TASK PROMPT:
Tally up the lines below that include the word "label". Answer with the number alone.

EXTRACTED ENTRIES:
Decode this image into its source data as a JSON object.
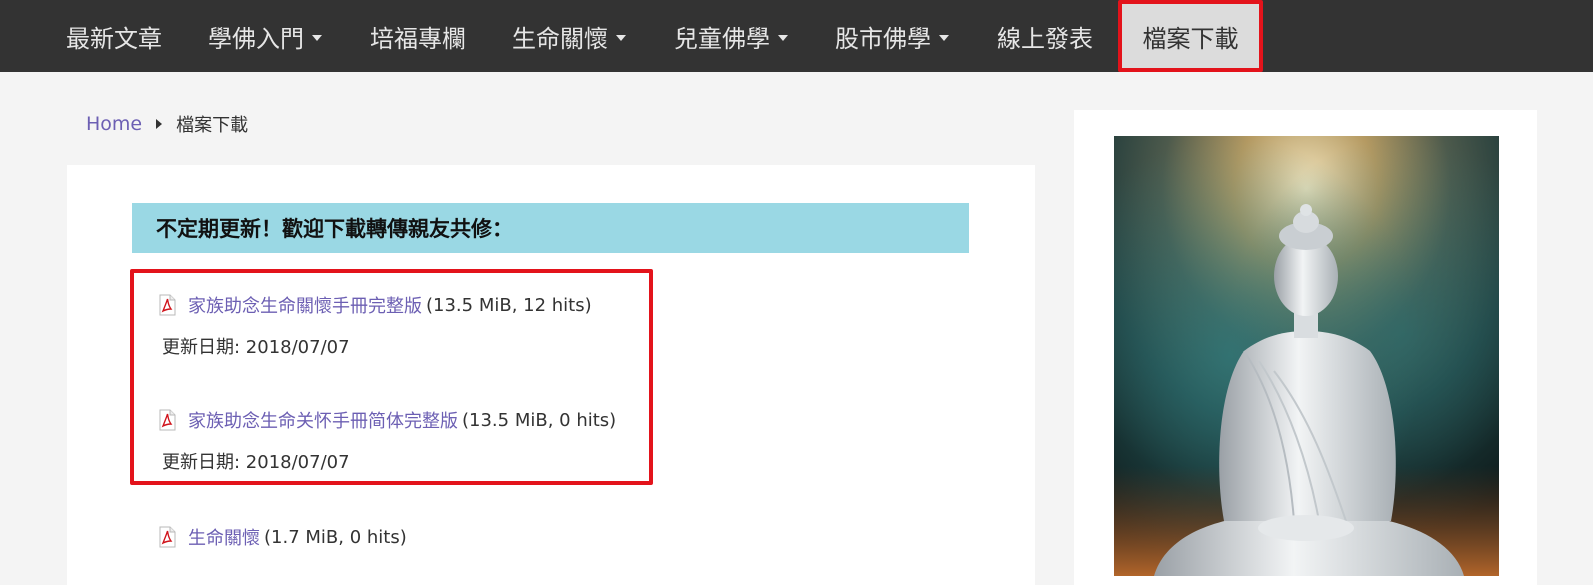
{
  "nav": {
    "items": [
      {
        "label": "最新文章",
        "dropdown": false
      },
      {
        "label": "學佛入門",
        "dropdown": true
      },
      {
        "label": "培福專欄",
        "dropdown": false
      },
      {
        "label": "生命關懷",
        "dropdown": true
      },
      {
        "label": "兒童佛學",
        "dropdown": true
      },
      {
        "label": "股市佛學",
        "dropdown": true
      },
      {
        "label": "線上發表",
        "dropdown": false
      },
      {
        "label": "檔案下載",
        "dropdown": false,
        "active": true
      }
    ]
  },
  "breadcrumb": {
    "home": "Home",
    "current": "檔案下載"
  },
  "category": {
    "title": "不定期更新！歡迎下載轉傳親友共修："
  },
  "files": [
    {
      "name": "家族助念生命關懷手冊完整版",
      "meta": "(13.5 MiB, 12 hits)",
      "update": "更新日期: 2018/07/07"
    },
    {
      "name": "家族助念生命关怀手冊简体完整版",
      "meta": "(13.5 MiB, 0 hits)",
      "update": "更新日期: 2018/07/07"
    },
    {
      "name": "生命關懷",
      "meta": "(1.7 MiB, 0 hits)"
    }
  ],
  "colors": {
    "navbar_bg": "#333333",
    "link": "#6c5fb3",
    "header_bg": "#9ad8e4",
    "highlight": "#e3131b"
  },
  "icons": {
    "file": "pdf-icon",
    "breadcrumb_separator": "caret-right-icon",
    "dropdown": "caret-down-icon"
  }
}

RESPONSE:
8